» **Work task**
Copy every entry exactly, but skip the pictures.

(Available data begins)

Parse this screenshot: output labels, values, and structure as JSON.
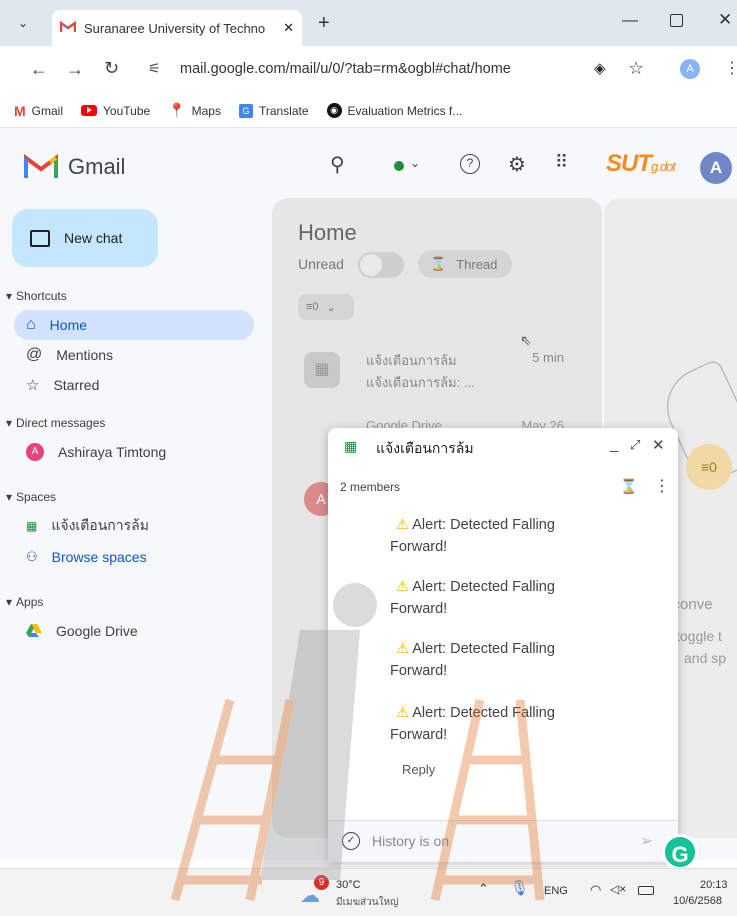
{
  "browser": {
    "tab_title": "Suranaree University of Techno",
    "url": "mail.google.com/mail/u/0/?tab=rm&ogbl#chat/home",
    "profile_initial": "A",
    "bookmarks": [
      "Gmail",
      "YouTube",
      "Maps",
      "Translate",
      "Evaluation Metrics f..."
    ]
  },
  "gmail": {
    "app_name": "Gmail",
    "account_initial": "A",
    "org_logo_text": "SUT",
    "org_logo_sub": "g.dot",
    "new_chat": "New chat",
    "shortcuts_label": "Shortcuts",
    "shortcuts": [
      "Home",
      "Mentions",
      "Starred"
    ],
    "dm_label": "Direct messages",
    "dms": [
      {
        "name": "Ashiraya Timtong",
        "initial": "A"
      }
    ],
    "spaces_label": "Spaces",
    "spaces": [
      "แจ้งเตือนการล้ม",
      "Browse spaces"
    ],
    "apps_label": "Apps",
    "apps": [
      "Google Drive"
    ]
  },
  "home": {
    "title": "Home",
    "unread_label": "Unread",
    "thread_label": "Thread",
    "filter_icon_text": "≡0",
    "list": [
      {
        "name": "แจ้งเตือนการล้ม",
        "time": "5 min",
        "preview": "แจ้งเตือนการล้ม: ..."
      },
      {
        "name": "Google Drive",
        "time": "May 26",
        "preview": ""
      }
    ],
    "right_text_1": "o conve",
    "right_text_2": "toggle t",
    "right_text_3": "and sp"
  },
  "chat": {
    "space_name": "แจ้งเตือนการล้ม",
    "members": "2 members",
    "messages": [
      {
        "line1": "Alert: Detected Falling",
        "line2": "Forward!"
      },
      {
        "line1": "Alert: Detected Falling",
        "line2": "Forward!"
      },
      {
        "line1": "Alert: Detected Falling",
        "line2": "Forward!"
      },
      {
        "line1": "Alert: Detected Falling",
        "line2": "Forward!"
      }
    ],
    "reply": "Reply",
    "history": "History is on"
  },
  "taskbar": {
    "weather_badge": "9",
    "temp": "30°C",
    "weather_desc": "มีเมฆส่วนใหญ่",
    "lang": "ENG",
    "time": "20:13",
    "date": "10/6/2568"
  },
  "colors": {
    "accent_blue": "#0b57d0",
    "home_highlight": "#d3e3fd",
    "new_chat_bg": "#c2e7ff",
    "gmail_red": "#ea4335",
    "green_status": "#1e8e3e"
  }
}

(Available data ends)

» **Written solution**
Parse this screenshot: output labels, values, and structure as JSON.
{
  "browser": {
    "tab_title": "Suranaree University of Techno",
    "url": "mail.google.com/mail/u/0/?tab=rm&ogbl#chat/home",
    "profile_initial": "A",
    "bookmarks": [
      "Gmail",
      "YouTube",
      "Maps",
      "Translate",
      "Evaluation Metrics f..."
    ]
  },
  "gmail": {
    "app_name": "Gmail",
    "account_initial": "A",
    "org_logo_text": "SUT",
    "org_logo_sub": "g.dot",
    "new_chat": "New chat",
    "shortcuts_label": "Shortcuts",
    "shortcuts": [
      "Home",
      "Mentions",
      "Starred"
    ],
    "dm_label": "Direct messages",
    "dms": [
      {
        "name": "Ashiraya Timtong",
        "initial": "A"
      }
    ],
    "spaces_label": "Spaces",
    "spaces": [
      "แจ้งเตือนการล้ม",
      "Browse spaces"
    ],
    "apps_label": "Apps",
    "apps": [
      "Google Drive"
    ]
  },
  "home": {
    "title": "Home",
    "unread_label": "Unread",
    "thread_label": "Thread",
    "filter_icon_text": "≡0",
    "list": [
      {
        "name": "แจ้งเตือนการล้ม",
        "time": "5 min",
        "preview": "แจ้งเตือนการล้ม: ..."
      },
      {
        "name": "Google Drive",
        "time": "May 26",
        "preview": ""
      }
    ],
    "right_text_1": "o conve",
    "right_text_2": "toggle t",
    "right_text_3": "and sp"
  },
  "chat": {
    "space_name": "แจ้งเตือนการล้ม",
    "members": "2 members",
    "messages": [
      {
        "line1": "Alert: Detected Falling",
        "line2": "Forward!"
      },
      {
        "line1": "Alert: Detected Falling",
        "line2": "Forward!"
      },
      {
        "line1": "Alert: Detected Falling",
        "line2": "Forward!"
      },
      {
        "line1": "Alert: Detected Falling",
        "line2": "Forward!"
      }
    ],
    "reply": "Reply",
    "history": "History is on"
  },
  "taskbar": {
    "weather_badge": "9",
    "temp": "30°C",
    "weather_desc": "มีเมฆส่วนใหญ่",
    "lang": "ENG",
    "time": "20:13",
    "date": "10/6/2568"
  },
  "colors": {
    "accent_blue": "#0b57d0",
    "home_highlight": "#d3e3fd",
    "new_chat_bg": "#c2e7ff",
    "gmail_red": "#ea4335",
    "green_status": "#1e8e3e"
  }
}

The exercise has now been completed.